Extracted records.

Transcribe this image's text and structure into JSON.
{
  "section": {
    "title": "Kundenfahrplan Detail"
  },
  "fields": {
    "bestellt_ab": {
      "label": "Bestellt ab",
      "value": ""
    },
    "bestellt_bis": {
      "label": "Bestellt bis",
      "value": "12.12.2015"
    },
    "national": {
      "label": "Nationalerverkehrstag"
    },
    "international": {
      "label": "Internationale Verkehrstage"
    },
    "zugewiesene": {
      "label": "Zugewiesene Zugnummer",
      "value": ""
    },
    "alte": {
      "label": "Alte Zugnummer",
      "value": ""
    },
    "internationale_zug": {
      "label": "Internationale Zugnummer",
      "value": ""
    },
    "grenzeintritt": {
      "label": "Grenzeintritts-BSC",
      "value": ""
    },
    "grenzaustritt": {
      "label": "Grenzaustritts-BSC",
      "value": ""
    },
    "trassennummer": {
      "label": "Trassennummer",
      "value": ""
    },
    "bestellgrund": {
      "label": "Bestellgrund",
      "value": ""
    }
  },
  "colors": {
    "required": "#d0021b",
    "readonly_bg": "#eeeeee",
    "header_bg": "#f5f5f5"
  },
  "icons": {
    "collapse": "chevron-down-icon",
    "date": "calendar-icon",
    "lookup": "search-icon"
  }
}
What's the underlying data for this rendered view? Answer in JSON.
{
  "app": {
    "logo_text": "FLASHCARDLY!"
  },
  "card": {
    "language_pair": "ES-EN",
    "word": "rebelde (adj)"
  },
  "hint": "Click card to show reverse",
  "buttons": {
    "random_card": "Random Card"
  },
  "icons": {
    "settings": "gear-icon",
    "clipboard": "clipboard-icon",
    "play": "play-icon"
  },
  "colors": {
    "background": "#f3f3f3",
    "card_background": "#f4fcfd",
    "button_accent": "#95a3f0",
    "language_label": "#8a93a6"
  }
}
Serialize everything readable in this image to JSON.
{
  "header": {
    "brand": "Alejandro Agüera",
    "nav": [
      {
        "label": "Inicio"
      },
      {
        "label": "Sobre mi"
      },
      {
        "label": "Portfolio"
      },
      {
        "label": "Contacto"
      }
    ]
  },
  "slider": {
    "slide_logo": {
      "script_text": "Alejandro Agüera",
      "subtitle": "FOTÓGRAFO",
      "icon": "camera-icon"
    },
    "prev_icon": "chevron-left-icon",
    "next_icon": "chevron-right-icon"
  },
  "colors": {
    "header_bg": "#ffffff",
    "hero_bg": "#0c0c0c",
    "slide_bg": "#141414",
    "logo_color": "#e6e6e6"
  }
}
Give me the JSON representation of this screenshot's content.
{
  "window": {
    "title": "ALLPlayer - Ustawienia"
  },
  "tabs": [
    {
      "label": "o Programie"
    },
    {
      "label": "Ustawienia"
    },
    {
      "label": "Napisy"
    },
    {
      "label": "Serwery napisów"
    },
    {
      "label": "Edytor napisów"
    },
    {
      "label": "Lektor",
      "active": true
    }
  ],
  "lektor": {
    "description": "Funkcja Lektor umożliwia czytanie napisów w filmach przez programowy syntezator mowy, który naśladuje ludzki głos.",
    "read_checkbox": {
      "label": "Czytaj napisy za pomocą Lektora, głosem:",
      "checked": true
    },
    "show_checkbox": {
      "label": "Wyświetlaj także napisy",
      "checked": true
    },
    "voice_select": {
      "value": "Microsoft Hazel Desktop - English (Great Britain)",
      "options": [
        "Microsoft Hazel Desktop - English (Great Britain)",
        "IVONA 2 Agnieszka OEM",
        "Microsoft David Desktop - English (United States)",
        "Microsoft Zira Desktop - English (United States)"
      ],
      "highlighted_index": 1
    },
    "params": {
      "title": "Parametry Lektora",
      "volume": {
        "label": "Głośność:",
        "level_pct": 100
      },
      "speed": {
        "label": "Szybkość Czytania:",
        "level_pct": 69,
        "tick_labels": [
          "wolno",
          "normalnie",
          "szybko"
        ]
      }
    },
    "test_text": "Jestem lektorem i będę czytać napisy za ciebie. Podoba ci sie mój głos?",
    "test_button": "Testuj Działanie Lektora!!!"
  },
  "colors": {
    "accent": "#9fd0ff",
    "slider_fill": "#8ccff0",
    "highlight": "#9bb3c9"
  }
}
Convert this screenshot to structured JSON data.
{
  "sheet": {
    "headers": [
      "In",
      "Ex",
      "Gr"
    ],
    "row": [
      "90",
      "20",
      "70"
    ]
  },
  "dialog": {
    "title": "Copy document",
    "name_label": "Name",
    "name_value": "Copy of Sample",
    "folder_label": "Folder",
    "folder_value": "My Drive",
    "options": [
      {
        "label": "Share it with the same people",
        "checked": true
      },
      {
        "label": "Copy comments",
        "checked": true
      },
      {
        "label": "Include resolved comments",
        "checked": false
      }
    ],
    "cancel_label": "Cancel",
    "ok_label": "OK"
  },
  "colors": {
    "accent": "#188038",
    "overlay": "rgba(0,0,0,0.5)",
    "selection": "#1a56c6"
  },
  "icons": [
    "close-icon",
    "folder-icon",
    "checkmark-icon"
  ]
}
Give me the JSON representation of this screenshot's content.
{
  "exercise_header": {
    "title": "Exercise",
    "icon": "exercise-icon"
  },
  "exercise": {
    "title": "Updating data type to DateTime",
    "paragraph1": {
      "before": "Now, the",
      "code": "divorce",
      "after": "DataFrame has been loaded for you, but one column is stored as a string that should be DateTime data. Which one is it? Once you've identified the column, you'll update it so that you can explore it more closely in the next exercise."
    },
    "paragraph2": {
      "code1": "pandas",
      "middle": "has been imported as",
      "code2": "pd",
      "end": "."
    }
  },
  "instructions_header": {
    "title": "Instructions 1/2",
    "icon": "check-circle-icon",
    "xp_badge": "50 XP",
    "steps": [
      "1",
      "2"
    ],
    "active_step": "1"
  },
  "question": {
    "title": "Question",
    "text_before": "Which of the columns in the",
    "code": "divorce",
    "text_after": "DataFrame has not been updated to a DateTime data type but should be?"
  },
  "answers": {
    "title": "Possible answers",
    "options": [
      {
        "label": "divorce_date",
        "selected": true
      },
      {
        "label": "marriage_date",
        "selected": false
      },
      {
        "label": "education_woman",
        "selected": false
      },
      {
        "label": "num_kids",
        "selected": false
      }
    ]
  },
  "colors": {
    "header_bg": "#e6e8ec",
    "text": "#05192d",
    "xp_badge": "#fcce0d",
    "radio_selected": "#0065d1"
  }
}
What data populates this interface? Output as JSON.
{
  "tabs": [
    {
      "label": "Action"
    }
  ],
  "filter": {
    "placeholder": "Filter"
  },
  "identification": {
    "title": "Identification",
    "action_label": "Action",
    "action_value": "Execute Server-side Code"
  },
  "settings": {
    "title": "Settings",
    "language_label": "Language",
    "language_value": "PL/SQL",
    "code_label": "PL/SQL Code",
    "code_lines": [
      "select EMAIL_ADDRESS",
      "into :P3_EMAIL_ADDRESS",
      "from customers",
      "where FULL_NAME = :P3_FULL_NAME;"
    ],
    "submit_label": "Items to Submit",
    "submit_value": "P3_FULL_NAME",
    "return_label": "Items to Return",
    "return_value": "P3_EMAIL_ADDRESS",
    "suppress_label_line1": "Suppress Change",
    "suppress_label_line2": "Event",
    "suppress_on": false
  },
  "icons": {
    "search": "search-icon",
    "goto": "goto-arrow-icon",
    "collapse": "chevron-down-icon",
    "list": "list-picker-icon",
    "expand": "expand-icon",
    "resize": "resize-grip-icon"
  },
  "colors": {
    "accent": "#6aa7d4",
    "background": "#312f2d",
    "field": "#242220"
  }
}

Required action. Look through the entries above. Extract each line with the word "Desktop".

Response.
      "value": "Microsoft Hazel Desktop - English (Great Britain)",
        "Microsoft Hazel Desktop - English (Great Britain)",
        "Microsoft David Desktop - English (United States)",
        "Microsoft Zira Desktop - English (United States)"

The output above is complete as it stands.